● **Brief**
Nothing in the records may change. Output them all exactly.

Supplied records below:

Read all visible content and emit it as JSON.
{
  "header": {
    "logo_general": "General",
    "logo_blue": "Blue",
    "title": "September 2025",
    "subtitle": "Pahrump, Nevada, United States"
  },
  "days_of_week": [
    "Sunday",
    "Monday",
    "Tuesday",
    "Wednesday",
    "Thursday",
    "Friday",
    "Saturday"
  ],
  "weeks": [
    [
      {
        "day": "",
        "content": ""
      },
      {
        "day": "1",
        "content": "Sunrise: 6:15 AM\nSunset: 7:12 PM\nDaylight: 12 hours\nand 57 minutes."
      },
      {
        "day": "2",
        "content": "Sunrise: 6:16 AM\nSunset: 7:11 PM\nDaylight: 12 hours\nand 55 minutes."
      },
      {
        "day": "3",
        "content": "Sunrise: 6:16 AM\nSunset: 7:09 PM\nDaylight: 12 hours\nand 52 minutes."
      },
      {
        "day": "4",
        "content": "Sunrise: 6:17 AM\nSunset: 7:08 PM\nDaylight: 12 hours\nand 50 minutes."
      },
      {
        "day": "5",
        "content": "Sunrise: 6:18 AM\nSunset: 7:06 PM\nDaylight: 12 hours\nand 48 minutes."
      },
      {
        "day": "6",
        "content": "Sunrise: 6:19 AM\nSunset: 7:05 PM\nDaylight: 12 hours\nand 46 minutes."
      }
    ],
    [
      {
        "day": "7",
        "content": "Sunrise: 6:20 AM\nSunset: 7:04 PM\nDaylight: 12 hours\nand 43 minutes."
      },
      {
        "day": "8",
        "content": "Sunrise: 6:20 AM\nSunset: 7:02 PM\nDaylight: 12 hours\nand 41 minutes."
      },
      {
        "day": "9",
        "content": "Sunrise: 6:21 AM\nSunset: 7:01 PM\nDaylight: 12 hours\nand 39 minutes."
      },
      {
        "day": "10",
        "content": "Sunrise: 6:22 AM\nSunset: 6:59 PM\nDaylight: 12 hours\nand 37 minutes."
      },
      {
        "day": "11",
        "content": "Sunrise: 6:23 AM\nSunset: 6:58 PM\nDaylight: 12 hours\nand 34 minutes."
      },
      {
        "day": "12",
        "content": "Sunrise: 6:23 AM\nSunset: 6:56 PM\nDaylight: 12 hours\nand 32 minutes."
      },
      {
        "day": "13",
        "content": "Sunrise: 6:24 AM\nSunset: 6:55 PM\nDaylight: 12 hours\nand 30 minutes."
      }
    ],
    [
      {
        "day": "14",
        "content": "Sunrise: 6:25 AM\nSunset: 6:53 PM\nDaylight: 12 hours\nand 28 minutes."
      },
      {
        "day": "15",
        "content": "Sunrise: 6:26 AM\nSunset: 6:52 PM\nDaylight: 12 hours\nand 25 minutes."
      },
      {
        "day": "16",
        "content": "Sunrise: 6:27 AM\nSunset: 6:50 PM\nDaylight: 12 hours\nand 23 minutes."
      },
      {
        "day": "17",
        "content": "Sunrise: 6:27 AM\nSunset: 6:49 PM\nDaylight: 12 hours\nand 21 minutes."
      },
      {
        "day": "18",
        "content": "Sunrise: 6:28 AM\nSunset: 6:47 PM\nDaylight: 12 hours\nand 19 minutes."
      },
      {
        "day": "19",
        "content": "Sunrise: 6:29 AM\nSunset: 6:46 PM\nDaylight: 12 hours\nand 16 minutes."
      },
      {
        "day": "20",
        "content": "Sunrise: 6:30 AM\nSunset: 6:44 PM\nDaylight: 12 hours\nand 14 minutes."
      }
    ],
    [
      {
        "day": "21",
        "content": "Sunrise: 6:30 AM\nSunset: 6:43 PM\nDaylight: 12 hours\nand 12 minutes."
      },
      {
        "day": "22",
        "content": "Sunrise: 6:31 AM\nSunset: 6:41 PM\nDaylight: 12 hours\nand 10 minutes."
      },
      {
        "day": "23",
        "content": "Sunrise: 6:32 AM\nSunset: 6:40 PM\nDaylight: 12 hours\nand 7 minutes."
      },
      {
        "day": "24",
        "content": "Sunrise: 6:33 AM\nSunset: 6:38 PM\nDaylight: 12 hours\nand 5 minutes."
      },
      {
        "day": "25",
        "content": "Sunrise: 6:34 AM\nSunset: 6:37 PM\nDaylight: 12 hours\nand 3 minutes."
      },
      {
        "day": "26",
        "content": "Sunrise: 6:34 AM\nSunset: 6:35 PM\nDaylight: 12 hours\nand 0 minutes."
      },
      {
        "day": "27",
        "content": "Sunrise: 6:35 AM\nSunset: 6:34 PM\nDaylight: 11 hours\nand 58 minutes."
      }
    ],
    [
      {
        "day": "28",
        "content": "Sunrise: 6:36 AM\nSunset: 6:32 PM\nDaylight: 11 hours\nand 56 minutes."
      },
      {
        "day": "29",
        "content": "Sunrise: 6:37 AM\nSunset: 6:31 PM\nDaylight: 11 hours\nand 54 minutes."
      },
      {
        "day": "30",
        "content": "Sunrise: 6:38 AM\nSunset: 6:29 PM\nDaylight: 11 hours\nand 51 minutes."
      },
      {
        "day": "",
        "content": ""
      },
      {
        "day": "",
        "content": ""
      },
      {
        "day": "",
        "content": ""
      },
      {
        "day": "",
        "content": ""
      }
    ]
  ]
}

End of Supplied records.

● **Completed exercise**
Read all visible content and emit it as JSON.
{
  "header": {
    "logo_general": "General",
    "logo_blue": "Blue",
    "title": "September 2025",
    "subtitle": "Pahrump, Nevada, United States"
  },
  "days_of_week": [
    "Sunday",
    "Monday",
    "Tuesday",
    "Wednesday",
    "Thursday",
    "Friday",
    "Saturday"
  ],
  "weeks": [
    [
      {
        "day": "",
        "content": ""
      },
      {
        "day": "1",
        "content": "Sunrise: 6:15 AM\nSunset: 7:12 PM\nDaylight: 12 hours\nand 57 minutes."
      },
      {
        "day": "2",
        "content": "Sunrise: 6:16 AM\nSunset: 7:11 PM\nDaylight: 12 hours\nand 55 minutes."
      },
      {
        "day": "3",
        "content": "Sunrise: 6:16 AM\nSunset: 7:09 PM\nDaylight: 12 hours\nand 52 minutes."
      },
      {
        "day": "4",
        "content": "Sunrise: 6:17 AM\nSunset: 7:08 PM\nDaylight: 12 hours\nand 50 minutes."
      },
      {
        "day": "5",
        "content": "Sunrise: 6:18 AM\nSunset: 7:06 PM\nDaylight: 12 hours\nand 48 minutes."
      },
      {
        "day": "6",
        "content": "Sunrise: 6:19 AM\nSunset: 7:05 PM\nDaylight: 12 hours\nand 46 minutes."
      }
    ],
    [
      {
        "day": "7",
        "content": "Sunrise: 6:20 AM\nSunset: 7:04 PM\nDaylight: 12 hours\nand 43 minutes."
      },
      {
        "day": "8",
        "content": "Sunrise: 6:20 AM\nSunset: 7:02 PM\nDaylight: 12 hours\nand 41 minutes."
      },
      {
        "day": "9",
        "content": "Sunrise: 6:21 AM\nSunset: 7:01 PM\nDaylight: 12 hours\nand 39 minutes."
      },
      {
        "day": "10",
        "content": "Sunrise: 6:22 AM\nSunset: 6:59 PM\nDaylight: 12 hours\nand 37 minutes."
      },
      {
        "day": "11",
        "content": "Sunrise: 6:23 AM\nSunset: 6:58 PM\nDaylight: 12 hours\nand 34 minutes."
      },
      {
        "day": "12",
        "content": "Sunrise: 6:23 AM\nSunset: 6:56 PM\nDaylight: 12 hours\nand 32 minutes."
      },
      {
        "day": "13",
        "content": "Sunrise: 6:24 AM\nSunset: 6:55 PM\nDaylight: 12 hours\nand 30 minutes."
      }
    ],
    [
      {
        "day": "14",
        "content": "Sunrise: 6:25 AM\nSunset: 6:53 PM\nDaylight: 12 hours\nand 28 minutes."
      },
      {
        "day": "15",
        "content": "Sunrise: 6:26 AM\nSunset: 6:52 PM\nDaylight: 12 hours\nand 25 minutes."
      },
      {
        "day": "16",
        "content": "Sunrise: 6:27 AM\nSunset: 6:50 PM\nDaylight: 12 hours\nand 23 minutes."
      },
      {
        "day": "17",
        "content": "Sunrise: 6:27 AM\nSunset: 6:49 PM\nDaylight: 12 hours\nand 21 minutes."
      },
      {
        "day": "18",
        "content": "Sunrise: 6:28 AM\nSunset: 6:47 PM\nDaylight: 12 hours\nand 19 minutes."
      },
      {
        "day": "19",
        "content": "Sunrise: 6:29 AM\nSunset: 6:46 PM\nDaylight: 12 hours\nand 16 minutes."
      },
      {
        "day": "20",
        "content": "Sunrise: 6:30 AM\nSunset: 6:44 PM\nDaylight: 12 hours\nand 14 minutes."
      }
    ],
    [
      {
        "day": "21",
        "content": "Sunrise: 6:30 AM\nSunset: 6:43 PM\nDaylight: 12 hours\nand 12 minutes."
      },
      {
        "day": "22",
        "content": "Sunrise: 6:31 AM\nSunset: 6:41 PM\nDaylight: 12 hours\nand 10 minutes."
      },
      {
        "day": "23",
        "content": "Sunrise: 6:32 AM\nSunset: 6:40 PM\nDaylight: 12 hours\nand 7 minutes."
      },
      {
        "day": "24",
        "content": "Sunrise: 6:33 AM\nSunset: 6:38 PM\nDaylight: 12 hours\nand 5 minutes."
      },
      {
        "day": "25",
        "content": "Sunrise: 6:34 AM\nSunset: 6:37 PM\nDaylight: 12 hours\nand 3 minutes."
      },
      {
        "day": "26",
        "content": "Sunrise: 6:34 AM\nSunset: 6:35 PM\nDaylight: 12 hours\nand 0 minutes."
      },
      {
        "day": "27",
        "content": "Sunrise: 6:35 AM\nSunset: 6:34 PM\nDaylight: 11 hours\nand 58 minutes."
      }
    ],
    [
      {
        "day": "28",
        "content": "Sunrise: 6:36 AM\nSunset: 6:32 PM\nDaylight: 11 hours\nand 56 minutes."
      },
      {
        "day": "29",
        "content": "Sunrise: 6:37 AM\nSunset: 6:31 PM\nDaylight: 11 hours\nand 54 minutes."
      },
      {
        "day": "30",
        "content": "Sunrise: 6:38 AM\nSunset: 6:29 PM\nDaylight: 11 hours\nand 51 minutes."
      },
      {
        "day": "",
        "content": ""
      },
      {
        "day": "",
        "content": ""
      },
      {
        "day": "",
        "content": ""
      },
      {
        "day": "",
        "content": ""
      }
    ]
  ]
}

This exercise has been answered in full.